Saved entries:
########

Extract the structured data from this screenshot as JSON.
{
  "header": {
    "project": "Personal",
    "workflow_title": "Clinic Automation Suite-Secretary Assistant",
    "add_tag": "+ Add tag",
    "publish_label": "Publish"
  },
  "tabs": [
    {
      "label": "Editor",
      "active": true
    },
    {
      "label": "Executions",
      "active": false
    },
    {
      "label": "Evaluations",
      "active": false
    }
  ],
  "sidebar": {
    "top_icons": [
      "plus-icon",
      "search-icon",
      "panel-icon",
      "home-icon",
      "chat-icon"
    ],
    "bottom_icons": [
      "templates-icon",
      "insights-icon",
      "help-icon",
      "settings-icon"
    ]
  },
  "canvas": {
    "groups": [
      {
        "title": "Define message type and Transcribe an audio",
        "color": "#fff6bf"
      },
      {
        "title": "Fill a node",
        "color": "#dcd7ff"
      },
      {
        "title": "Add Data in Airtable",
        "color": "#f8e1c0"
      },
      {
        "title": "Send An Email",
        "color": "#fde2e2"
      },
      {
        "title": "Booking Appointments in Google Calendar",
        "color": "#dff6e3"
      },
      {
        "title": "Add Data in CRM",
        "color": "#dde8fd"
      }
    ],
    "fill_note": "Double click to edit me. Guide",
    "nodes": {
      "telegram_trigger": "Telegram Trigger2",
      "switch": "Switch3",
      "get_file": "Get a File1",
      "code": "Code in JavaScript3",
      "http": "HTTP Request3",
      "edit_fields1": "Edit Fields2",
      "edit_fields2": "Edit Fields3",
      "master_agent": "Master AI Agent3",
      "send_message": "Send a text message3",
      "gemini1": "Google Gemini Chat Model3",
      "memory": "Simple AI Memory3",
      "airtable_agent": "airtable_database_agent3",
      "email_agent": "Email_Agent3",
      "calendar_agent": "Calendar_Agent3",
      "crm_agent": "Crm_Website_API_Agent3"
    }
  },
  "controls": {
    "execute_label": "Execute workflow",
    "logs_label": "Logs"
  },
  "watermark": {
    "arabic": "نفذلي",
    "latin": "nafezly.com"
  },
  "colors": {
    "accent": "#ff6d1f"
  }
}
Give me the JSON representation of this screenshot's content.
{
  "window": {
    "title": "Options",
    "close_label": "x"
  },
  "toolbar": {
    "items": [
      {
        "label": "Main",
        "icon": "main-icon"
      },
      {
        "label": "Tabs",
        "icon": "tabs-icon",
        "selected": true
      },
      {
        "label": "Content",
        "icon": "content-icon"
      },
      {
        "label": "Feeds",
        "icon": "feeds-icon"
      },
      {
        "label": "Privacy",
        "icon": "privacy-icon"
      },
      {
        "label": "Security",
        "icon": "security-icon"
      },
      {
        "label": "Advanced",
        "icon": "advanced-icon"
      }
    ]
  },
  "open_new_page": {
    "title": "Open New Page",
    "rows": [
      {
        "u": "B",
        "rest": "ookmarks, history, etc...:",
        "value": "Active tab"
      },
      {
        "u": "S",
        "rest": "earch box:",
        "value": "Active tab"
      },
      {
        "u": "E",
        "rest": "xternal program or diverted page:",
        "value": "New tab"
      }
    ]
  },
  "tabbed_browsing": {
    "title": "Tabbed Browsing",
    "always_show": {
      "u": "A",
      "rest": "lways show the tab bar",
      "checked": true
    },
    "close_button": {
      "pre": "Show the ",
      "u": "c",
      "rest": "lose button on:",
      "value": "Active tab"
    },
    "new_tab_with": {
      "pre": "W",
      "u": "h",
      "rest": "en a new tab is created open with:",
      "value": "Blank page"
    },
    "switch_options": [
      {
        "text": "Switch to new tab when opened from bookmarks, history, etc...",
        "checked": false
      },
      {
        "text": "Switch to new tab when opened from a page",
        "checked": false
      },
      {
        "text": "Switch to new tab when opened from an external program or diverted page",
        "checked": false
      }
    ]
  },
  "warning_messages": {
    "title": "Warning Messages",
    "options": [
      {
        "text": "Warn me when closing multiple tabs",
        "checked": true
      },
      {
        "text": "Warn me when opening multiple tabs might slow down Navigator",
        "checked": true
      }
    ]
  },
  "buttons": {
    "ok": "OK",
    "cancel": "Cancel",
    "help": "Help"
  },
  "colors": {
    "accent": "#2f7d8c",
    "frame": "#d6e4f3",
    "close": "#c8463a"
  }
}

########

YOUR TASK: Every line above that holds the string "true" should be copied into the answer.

TASK RESULT:
      "active": true
        "selected": true
      "checked": true
        "checked": true
        "checked": true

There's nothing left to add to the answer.